» **Task to carry out**: If an entry holds a picture, skip the picture but copy everything else exactly.

***** Task material

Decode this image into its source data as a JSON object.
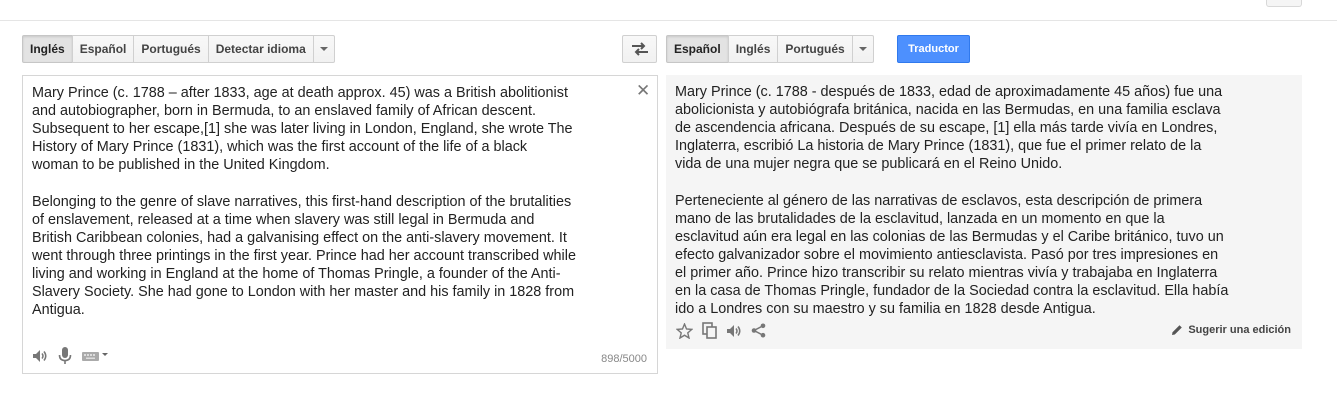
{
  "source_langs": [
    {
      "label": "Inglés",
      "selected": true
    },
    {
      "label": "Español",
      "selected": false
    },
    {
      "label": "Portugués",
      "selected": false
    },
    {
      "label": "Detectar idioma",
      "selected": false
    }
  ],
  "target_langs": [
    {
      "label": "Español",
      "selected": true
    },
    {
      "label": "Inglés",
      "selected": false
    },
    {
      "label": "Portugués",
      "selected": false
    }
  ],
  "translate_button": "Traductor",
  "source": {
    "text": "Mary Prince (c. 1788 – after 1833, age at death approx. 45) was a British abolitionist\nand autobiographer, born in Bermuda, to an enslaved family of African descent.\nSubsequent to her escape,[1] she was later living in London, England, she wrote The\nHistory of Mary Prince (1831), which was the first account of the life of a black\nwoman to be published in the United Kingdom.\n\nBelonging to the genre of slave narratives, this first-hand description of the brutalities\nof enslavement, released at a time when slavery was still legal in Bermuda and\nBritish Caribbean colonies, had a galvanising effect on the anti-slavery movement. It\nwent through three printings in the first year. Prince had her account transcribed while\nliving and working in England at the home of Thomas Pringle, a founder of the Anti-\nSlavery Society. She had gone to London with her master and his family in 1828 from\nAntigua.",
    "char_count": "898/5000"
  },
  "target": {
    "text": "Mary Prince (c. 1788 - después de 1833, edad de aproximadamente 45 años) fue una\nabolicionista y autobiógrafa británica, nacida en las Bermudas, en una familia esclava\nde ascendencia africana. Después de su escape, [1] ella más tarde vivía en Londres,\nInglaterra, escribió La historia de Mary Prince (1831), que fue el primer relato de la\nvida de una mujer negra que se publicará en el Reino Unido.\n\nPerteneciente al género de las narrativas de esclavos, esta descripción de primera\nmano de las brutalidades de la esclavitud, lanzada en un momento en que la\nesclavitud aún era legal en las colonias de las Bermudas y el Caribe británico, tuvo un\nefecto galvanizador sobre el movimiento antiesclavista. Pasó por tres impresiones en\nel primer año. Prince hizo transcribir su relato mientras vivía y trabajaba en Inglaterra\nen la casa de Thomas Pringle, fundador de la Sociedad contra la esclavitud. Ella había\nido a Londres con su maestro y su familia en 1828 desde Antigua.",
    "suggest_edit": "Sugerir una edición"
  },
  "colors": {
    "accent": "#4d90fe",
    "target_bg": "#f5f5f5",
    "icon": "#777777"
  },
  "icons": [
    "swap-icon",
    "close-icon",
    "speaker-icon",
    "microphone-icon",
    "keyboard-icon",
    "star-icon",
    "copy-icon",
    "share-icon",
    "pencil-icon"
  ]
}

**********

» **Answer to the exercise**:
Decode this image into its source data as a JSON object.
{
  "source_langs": [
    {
      "label": "Inglés",
      "selected": true
    },
    {
      "label": "Español",
      "selected": false
    },
    {
      "label": "Portugués",
      "selected": false
    },
    {
      "label": "Detectar idioma",
      "selected": false
    }
  ],
  "target_langs": [
    {
      "label": "Español",
      "selected": true
    },
    {
      "label": "Inglés",
      "selected": false
    },
    {
      "label": "Portugués",
      "selected": false
    }
  ],
  "translate_button": "Traductor",
  "source": {
    "text": "Mary Prince (c. 1788 – after 1833, age at death approx. 45) was a British abolitionist\nand autobiographer, born in Bermuda, to an enslaved family of African descent.\nSubsequent to her escape,[1] she was later living in London, England, she wrote The\nHistory of Mary Prince (1831), which was the first account of the life of a black\nwoman to be published in the United Kingdom.\n\nBelonging to the genre of slave narratives, this first-hand description of the brutalities\nof enslavement, released at a time when slavery was still legal in Bermuda and\nBritish Caribbean colonies, had a galvanising effect on the anti-slavery movement. It\nwent through three printings in the first year. Prince had her account transcribed while\nliving and working in England at the home of Thomas Pringle, a founder of the Anti-\nSlavery Society. She had gone to London with her master and his family in 1828 from\nAntigua.",
    "char_count": "898/5000"
  },
  "target": {
    "text": "Mary Prince (c. 1788 - después de 1833, edad de aproximadamente 45 años) fue una\nabolicionista y autobiógrafa británica, nacida en las Bermudas, en una familia esclava\nde ascendencia africana. Después de su escape, [1] ella más tarde vivía en Londres,\nInglaterra, escribió La historia de Mary Prince (1831), que fue el primer relato de la\nvida de una mujer negra que se publicará en el Reino Unido.\n\nPerteneciente al género de las narrativas de esclavos, esta descripción de primera\nmano de las brutalidades de la esclavitud, lanzada en un momento en que la\nesclavitud aún era legal en las colonias de las Bermudas y el Caribe británico, tuvo un\nefecto galvanizador sobre el movimiento antiesclavista. Pasó por tres impresiones en\nel primer año. Prince hizo transcribir su relato mientras vivía y trabajaba en Inglaterra\nen la casa de Thomas Pringle, fundador de la Sociedad contra la esclavitud. Ella había\nido a Londres con su maestro y su familia en 1828 desde Antigua.",
    "suggest_edit": "Sugerir una edición"
  },
  "colors": {
    "accent": "#4d90fe",
    "target_bg": "#f5f5f5",
    "icon": "#777777"
  },
  "icons": [
    "swap-icon",
    "close-icon",
    "speaker-icon",
    "microphone-icon",
    "keyboard-icon",
    "star-icon",
    "copy-icon",
    "share-icon",
    "pencil-icon"
  ]
}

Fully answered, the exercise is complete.